Task brief: Tally the lines of the records below that include the word "Editar", and write down only that tally.

═══ Task inputs

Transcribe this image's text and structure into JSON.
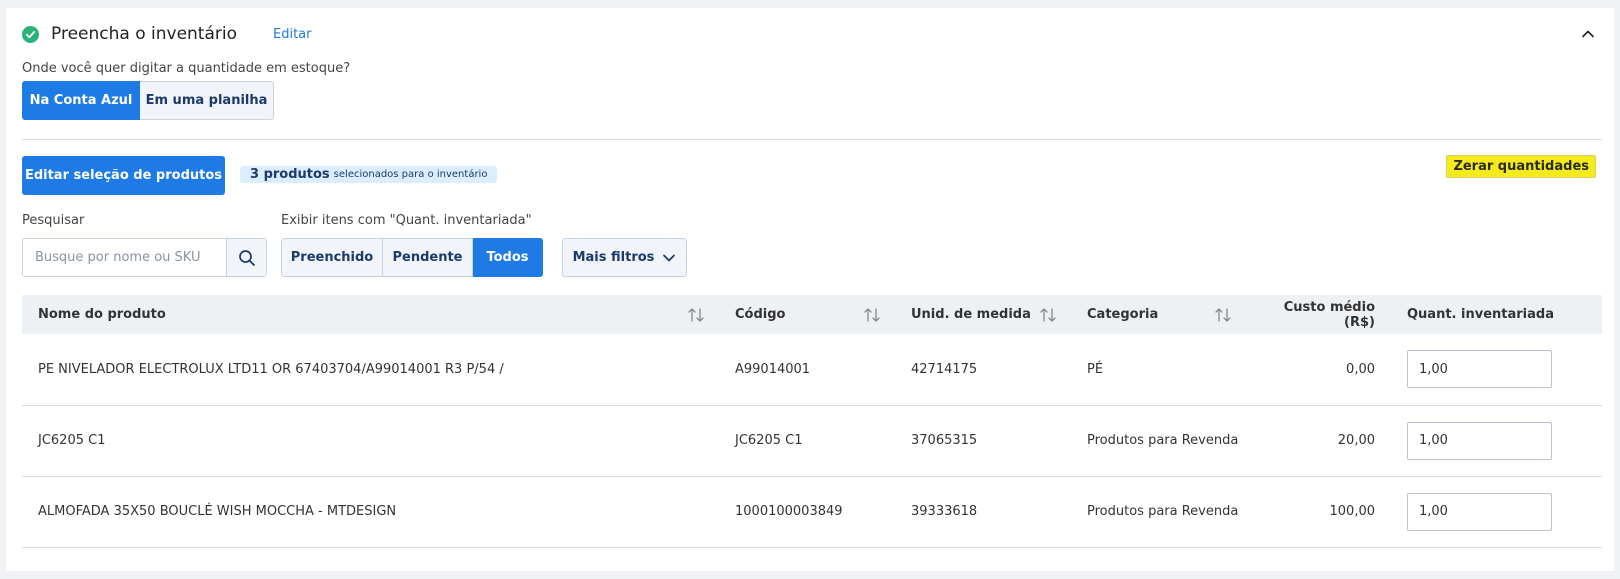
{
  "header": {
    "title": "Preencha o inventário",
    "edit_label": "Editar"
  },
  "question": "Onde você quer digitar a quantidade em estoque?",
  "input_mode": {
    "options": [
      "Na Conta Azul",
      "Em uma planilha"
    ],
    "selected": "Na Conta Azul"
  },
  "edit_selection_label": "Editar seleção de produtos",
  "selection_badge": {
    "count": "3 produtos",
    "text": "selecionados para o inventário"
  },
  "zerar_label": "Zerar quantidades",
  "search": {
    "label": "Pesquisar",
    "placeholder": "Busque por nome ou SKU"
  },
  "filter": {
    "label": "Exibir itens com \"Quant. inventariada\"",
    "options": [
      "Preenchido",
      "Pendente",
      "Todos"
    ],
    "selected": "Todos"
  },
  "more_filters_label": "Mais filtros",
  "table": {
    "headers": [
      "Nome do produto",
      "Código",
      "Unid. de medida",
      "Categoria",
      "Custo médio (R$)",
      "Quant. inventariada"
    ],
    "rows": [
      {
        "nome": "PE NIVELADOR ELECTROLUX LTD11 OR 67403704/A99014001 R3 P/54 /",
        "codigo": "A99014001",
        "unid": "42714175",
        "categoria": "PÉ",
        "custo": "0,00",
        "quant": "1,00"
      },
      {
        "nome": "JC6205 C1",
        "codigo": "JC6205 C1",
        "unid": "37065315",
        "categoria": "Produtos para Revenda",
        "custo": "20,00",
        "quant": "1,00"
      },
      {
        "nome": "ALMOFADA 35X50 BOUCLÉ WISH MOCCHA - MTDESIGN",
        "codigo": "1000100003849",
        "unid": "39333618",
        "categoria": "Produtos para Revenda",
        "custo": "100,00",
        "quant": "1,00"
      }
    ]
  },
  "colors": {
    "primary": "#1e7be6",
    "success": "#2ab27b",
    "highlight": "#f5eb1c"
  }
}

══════
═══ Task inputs

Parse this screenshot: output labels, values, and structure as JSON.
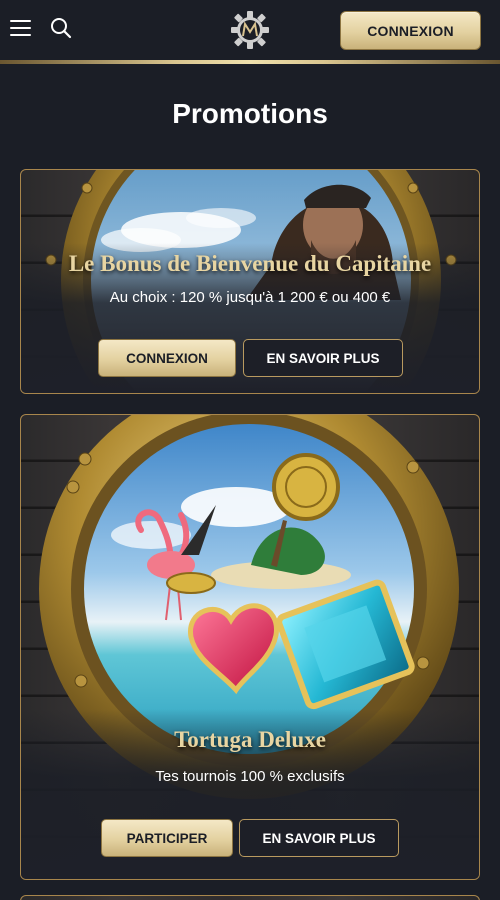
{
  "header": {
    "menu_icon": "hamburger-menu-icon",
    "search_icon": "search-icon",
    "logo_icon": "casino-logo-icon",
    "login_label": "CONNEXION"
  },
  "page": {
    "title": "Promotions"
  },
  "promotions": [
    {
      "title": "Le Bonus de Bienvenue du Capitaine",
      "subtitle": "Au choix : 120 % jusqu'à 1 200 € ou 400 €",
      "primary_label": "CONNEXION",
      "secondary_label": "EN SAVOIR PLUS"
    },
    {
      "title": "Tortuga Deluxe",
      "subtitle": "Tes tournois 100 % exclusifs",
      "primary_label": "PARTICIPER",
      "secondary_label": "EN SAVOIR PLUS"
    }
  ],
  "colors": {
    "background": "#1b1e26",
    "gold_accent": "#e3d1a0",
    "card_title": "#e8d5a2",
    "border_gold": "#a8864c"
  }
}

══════
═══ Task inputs

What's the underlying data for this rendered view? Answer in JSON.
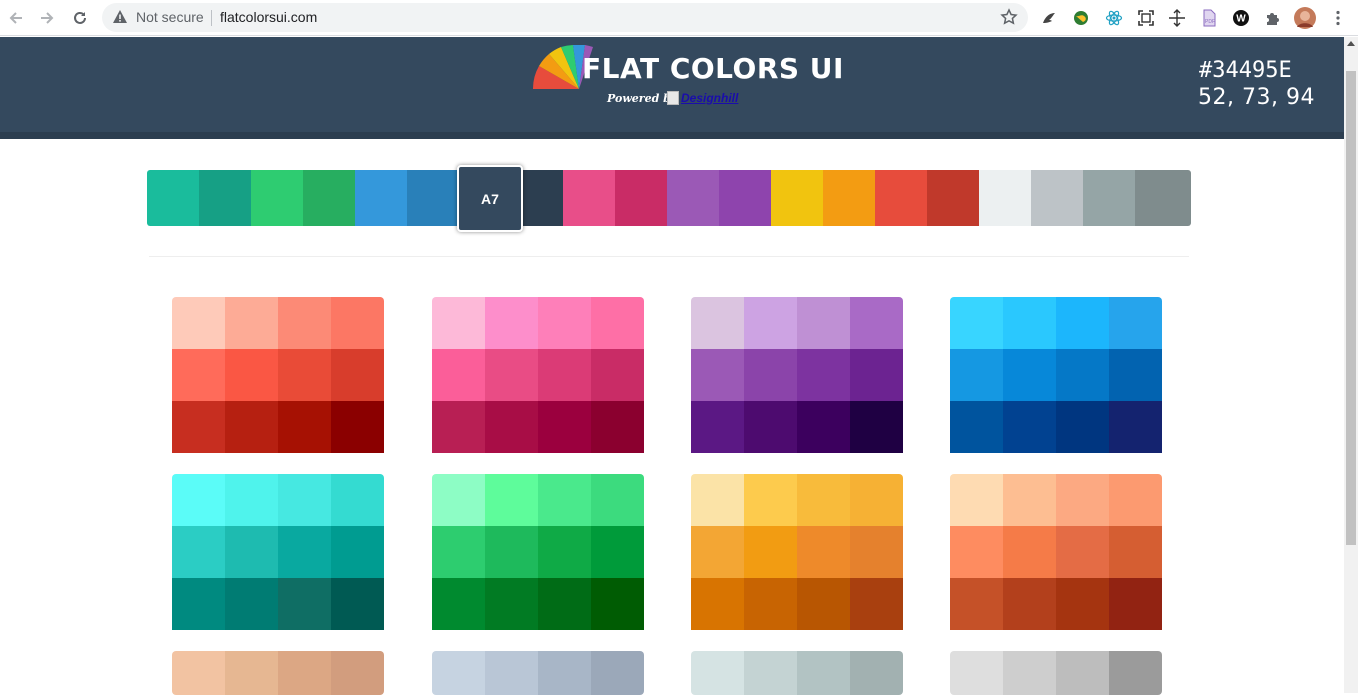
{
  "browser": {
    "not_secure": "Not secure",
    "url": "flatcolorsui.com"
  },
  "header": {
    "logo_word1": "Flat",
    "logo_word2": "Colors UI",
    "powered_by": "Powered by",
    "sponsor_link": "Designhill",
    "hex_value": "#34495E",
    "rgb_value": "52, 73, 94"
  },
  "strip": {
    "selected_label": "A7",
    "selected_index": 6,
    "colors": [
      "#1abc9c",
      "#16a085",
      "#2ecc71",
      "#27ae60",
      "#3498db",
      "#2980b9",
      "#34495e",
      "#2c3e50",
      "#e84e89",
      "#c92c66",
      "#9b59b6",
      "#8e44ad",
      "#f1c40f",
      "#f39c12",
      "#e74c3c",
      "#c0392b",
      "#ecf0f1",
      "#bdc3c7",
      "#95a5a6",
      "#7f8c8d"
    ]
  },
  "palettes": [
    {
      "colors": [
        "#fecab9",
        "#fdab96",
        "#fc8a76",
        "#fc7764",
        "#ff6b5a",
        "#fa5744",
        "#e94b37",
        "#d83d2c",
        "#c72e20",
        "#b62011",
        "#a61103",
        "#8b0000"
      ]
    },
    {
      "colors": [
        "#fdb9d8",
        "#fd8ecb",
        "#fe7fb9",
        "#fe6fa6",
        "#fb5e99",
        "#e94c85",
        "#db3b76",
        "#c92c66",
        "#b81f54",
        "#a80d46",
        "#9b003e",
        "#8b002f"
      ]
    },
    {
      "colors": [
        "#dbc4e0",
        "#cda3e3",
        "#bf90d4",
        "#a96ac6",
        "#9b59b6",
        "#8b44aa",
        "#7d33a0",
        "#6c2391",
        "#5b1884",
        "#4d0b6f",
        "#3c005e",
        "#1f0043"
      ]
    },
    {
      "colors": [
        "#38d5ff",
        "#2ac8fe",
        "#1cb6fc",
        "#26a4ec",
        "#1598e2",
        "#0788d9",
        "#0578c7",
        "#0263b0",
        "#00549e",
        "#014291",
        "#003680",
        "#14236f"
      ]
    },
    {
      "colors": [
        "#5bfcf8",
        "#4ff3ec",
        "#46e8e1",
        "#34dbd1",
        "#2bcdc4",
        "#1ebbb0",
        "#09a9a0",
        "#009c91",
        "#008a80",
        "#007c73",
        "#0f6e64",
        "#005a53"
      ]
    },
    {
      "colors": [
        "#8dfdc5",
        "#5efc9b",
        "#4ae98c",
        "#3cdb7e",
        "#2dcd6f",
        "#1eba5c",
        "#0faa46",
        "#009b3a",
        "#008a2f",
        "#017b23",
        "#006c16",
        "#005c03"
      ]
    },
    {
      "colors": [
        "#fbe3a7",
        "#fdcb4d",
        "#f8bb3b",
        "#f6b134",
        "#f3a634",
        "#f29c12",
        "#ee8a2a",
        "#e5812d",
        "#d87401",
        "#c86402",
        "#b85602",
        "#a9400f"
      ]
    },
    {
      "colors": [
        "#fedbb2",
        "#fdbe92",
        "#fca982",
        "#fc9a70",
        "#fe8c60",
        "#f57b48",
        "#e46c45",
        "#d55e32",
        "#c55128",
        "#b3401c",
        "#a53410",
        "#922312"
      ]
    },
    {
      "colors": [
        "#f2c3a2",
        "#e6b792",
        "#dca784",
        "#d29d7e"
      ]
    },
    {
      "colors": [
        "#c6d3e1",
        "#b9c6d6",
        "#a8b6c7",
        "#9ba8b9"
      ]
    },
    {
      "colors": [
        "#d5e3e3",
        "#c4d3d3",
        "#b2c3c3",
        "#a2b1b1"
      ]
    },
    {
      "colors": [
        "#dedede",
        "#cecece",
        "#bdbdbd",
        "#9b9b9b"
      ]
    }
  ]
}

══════

Your solution: 2